Element data from apps and pages:
* * * *

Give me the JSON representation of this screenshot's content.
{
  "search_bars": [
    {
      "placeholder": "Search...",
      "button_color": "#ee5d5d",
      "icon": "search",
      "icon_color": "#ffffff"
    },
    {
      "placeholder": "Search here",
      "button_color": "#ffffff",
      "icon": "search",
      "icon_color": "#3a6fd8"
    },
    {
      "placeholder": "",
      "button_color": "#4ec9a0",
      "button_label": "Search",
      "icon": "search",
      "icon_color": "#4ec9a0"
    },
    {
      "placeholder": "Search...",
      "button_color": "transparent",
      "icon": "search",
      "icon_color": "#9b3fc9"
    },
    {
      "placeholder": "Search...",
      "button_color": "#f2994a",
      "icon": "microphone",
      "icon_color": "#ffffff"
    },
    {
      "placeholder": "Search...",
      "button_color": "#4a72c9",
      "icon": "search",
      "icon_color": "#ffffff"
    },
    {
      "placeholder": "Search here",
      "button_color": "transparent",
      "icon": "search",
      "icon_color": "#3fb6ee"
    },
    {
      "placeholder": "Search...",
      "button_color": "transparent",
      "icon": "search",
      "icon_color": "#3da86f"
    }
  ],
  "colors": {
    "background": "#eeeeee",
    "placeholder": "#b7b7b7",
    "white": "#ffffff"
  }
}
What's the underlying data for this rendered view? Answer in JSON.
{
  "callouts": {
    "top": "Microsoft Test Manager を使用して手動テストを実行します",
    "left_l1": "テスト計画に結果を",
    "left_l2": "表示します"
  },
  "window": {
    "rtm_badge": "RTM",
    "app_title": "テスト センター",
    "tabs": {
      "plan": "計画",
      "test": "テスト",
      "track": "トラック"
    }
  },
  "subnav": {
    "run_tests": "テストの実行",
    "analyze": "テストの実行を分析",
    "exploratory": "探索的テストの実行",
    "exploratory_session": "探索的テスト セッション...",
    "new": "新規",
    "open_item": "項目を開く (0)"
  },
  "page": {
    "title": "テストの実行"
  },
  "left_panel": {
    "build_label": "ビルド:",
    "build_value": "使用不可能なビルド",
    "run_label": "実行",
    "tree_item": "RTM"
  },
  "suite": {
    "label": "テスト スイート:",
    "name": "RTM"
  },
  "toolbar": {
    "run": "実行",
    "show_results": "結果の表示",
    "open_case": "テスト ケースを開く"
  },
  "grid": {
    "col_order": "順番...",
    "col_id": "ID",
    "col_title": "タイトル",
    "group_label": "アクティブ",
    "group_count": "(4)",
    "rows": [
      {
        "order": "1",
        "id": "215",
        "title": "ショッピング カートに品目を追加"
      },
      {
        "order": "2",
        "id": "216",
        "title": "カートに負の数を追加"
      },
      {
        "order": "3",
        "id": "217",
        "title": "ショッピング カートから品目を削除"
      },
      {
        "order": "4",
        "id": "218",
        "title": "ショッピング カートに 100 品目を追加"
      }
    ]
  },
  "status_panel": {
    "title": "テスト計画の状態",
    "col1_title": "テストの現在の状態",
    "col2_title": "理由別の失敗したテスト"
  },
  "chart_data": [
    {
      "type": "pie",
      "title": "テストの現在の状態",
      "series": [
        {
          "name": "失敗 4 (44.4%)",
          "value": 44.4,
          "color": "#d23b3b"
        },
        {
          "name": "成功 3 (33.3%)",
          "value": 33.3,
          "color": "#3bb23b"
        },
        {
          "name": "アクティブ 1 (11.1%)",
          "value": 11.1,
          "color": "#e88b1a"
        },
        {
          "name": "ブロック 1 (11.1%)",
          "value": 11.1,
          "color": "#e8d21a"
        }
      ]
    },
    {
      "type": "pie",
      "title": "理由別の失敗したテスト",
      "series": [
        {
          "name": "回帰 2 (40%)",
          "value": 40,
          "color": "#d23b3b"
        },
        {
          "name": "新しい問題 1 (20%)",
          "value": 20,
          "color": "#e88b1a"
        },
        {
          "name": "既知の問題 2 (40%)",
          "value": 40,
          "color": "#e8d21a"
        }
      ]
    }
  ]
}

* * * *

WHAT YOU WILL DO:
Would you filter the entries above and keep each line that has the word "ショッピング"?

WRITTEN SOLUTION:
        "title": "ショッピング カートに品目を追加"
        "title": "ショッピング カートから品目を削除"
        "title": "ショッピング カートに 100 品目を追加"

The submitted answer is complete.